● **What to produce**: The entries should be given again in full. Alter nothing.

★ ★ ★

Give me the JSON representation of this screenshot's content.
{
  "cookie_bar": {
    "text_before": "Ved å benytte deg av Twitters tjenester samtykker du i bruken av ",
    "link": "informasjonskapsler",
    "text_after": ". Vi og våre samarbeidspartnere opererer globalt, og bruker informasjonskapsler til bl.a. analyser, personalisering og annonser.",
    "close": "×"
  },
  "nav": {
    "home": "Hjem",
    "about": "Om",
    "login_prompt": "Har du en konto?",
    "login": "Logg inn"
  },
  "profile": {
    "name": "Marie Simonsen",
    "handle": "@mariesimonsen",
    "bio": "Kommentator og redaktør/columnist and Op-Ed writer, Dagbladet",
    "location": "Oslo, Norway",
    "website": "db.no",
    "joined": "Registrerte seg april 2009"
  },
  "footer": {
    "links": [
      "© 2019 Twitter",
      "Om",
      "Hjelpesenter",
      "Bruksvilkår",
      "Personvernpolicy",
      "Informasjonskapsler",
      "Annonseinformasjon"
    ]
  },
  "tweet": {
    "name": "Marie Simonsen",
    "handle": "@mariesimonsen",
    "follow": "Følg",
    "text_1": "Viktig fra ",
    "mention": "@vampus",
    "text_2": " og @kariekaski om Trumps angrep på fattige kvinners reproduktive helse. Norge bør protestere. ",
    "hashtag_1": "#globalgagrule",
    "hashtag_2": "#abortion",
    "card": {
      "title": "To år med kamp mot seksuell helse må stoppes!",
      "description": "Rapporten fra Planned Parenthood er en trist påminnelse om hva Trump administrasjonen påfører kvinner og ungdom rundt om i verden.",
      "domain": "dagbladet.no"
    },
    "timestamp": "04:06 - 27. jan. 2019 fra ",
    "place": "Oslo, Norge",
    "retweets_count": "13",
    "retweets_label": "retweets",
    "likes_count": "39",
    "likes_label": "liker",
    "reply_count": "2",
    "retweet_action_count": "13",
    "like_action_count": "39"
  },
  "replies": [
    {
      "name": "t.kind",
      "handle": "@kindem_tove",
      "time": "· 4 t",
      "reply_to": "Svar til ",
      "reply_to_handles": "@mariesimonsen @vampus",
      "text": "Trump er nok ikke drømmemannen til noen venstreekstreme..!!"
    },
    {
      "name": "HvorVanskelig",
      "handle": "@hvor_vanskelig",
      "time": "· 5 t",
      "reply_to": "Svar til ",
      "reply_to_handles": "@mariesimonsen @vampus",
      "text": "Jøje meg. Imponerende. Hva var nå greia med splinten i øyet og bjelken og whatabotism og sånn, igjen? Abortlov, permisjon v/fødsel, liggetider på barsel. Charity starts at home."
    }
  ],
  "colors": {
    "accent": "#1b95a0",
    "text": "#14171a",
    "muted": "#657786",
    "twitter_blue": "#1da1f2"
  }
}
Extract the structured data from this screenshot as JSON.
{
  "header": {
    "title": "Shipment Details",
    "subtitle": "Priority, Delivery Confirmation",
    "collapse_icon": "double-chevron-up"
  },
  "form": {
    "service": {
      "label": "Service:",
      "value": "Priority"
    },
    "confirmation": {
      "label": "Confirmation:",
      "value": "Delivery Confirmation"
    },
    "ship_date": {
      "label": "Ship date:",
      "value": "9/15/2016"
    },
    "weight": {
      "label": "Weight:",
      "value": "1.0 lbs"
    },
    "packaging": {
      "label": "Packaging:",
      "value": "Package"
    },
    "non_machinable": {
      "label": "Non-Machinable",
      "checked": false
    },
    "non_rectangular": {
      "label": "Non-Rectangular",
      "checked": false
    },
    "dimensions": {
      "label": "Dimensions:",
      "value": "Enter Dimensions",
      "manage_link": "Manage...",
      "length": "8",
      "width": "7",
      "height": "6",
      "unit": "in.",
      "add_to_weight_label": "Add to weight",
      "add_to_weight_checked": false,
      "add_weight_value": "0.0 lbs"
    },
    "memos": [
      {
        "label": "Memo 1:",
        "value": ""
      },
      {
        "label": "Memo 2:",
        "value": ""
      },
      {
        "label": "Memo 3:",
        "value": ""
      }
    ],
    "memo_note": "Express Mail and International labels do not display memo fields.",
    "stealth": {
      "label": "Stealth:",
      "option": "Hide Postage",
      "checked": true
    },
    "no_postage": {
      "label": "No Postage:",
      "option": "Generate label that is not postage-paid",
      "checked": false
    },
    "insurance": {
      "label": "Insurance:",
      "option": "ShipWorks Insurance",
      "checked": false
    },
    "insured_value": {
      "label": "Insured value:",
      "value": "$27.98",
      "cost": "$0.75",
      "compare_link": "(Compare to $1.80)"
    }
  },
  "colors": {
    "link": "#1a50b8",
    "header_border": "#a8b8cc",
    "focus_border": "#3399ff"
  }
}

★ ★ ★

● **Problem solution**:
Give me the JSON representation of this screenshot's content.
{
  "cookie_bar": {
    "text_before": "Ved å benytte deg av Twitters tjenester samtykker du i bruken av ",
    "link": "informasjonskapsler",
    "text_after": ". Vi og våre samarbeidspartnere opererer globalt, og bruker informasjonskapsler til bl.a. analyser, personalisering og annonser.",
    "close": "×"
  },
  "nav": {
    "home": "Hjem",
    "about": "Om",
    "login_prompt": "Har du en konto?",
    "login": "Logg inn"
  },
  "profile": {
    "name": "Marie Simonsen",
    "handle": "@mariesimonsen",
    "bio": "Kommentator og redaktør/columnist and Op-Ed writer, Dagbladet",
    "location": "Oslo, Norway",
    "website": "db.no",
    "joined": "Registrerte seg april 2009"
  },
  "footer": {
    "links": [
      "© 2019 Twitter",
      "Om",
      "Hjelpesenter",
      "Bruksvilkår",
      "Personvernpolicy",
      "Informasjonskapsler",
      "Annonseinformasjon"
    ]
  },
  "tweet": {
    "name": "Marie Simonsen",
    "handle": "@mariesimonsen",
    "follow": "Følg",
    "text_1": "Viktig fra ",
    "mention": "@vampus",
    "text_2": " og @kariekaski om Trumps angrep på fattige kvinners reproduktive helse. Norge bør protestere. ",
    "hashtag_1": "#globalgagrule",
    "hashtag_2": "#abortion",
    "card": {
      "title": "To år med kamp mot seksuell helse må stoppes!",
      "description": "Rapporten fra Planned Parenthood er en trist påminnelse om hva Trump administrasjonen påfører kvinner og ungdom rundt om i verden.",
      "domain": "dagbladet.no"
    },
    "timestamp": "04:06 - 27. jan. 2019 fra ",
    "place": "Oslo, Norge",
    "retweets_count": "13",
    "retweets_label": "retweets",
    "likes_count": "39",
    "likes_label": "liker",
    "reply_count": "2",
    "retweet_action_count": "13",
    "like_action_count": "39"
  },
  "replies": [
    {
      "name": "t.kind",
      "handle": "@kindem_tove",
      "time": "· 4 t",
      "reply_to": "Svar til ",
      "reply_to_handles": "@mariesimonsen @vampus",
      "text": "Trump er nok ikke drømmemannen til noen venstreekstreme..!!"
    },
    {
      "name": "HvorVanskelig",
      "handle": "@hvor_vanskelig",
      "time": "· 5 t",
      "reply_to": "Svar til ",
      "reply_to_handles": "@mariesimonsen @vampus",
      "text": "Jøje meg. Imponerende. Hva var nå greia med splinten i øyet og bjelken og whatabotism og sånn, igjen? Abortlov, permisjon v/fødsel, liggetider på barsel. Charity starts at home."
    }
  ],
  "colors": {
    "accent": "#1b95a0",
    "text": "#14171a",
    "muted": "#657786",
    "twitter_blue": "#1da1f2"
  }
}
Extract the structured data from this screenshot as JSON.
{
  "header": {
    "title": "Shipment Details",
    "subtitle": "Priority, Delivery Confirmation",
    "collapse_icon": "double-chevron-up"
  },
  "form": {
    "service": {
      "label": "Service:",
      "value": "Priority"
    },
    "confirmation": {
      "label": "Confirmation:",
      "value": "Delivery Confirmation"
    },
    "ship_date": {
      "label": "Ship date:",
      "value": "9/15/2016"
    },
    "weight": {
      "label": "Weight:",
      "value": "1.0 lbs"
    },
    "packaging": {
      "label": "Packaging:",
      "value": "Package"
    },
    "non_machinable": {
      "label": "Non-Machinable",
      "checked": false
    },
    "non_rectangular": {
      "label": "Non-Rectangular",
      "checked": false
    },
    "dimensions": {
      "label": "Dimensions:",
      "value": "Enter Dimensions",
      "manage_link": "Manage...",
      "length": "8",
      "width": "7",
      "height": "6",
      "unit": "in.",
      "add_to_weight_label": "Add to weight",
      "add_to_weight_checked": false,
      "add_weight_value": "0.0 lbs"
    },
    "memos": [
      {
        "label": "Memo 1:",
        "value": ""
      },
      {
        "label": "Memo 2:",
        "value": ""
      },
      {
        "label": "Memo 3:",
        "value": ""
      }
    ],
    "memo_note": "Express Mail and International labels do not display memo fields.",
    "stealth": {
      "label": "Stealth:",
      "option": "Hide Postage",
      "checked": true
    },
    "no_postage": {
      "label": "No Postage:",
      "option": "Generate label that is not postage-paid",
      "checked": false
    },
    "insurance": {
      "label": "Insurance:",
      "option": "ShipWorks Insurance",
      "checked": false
    },
    "insured_value": {
      "label": "Insured value:",
      "value": "$27.98",
      "cost": "$0.75",
      "compare_link": "(Compare to $1.80)"
    }
  },
  "colors": {
    "link": "#1a50b8",
    "header_border": "#a8b8cc",
    "focus_border": "#3399ff"
  }
}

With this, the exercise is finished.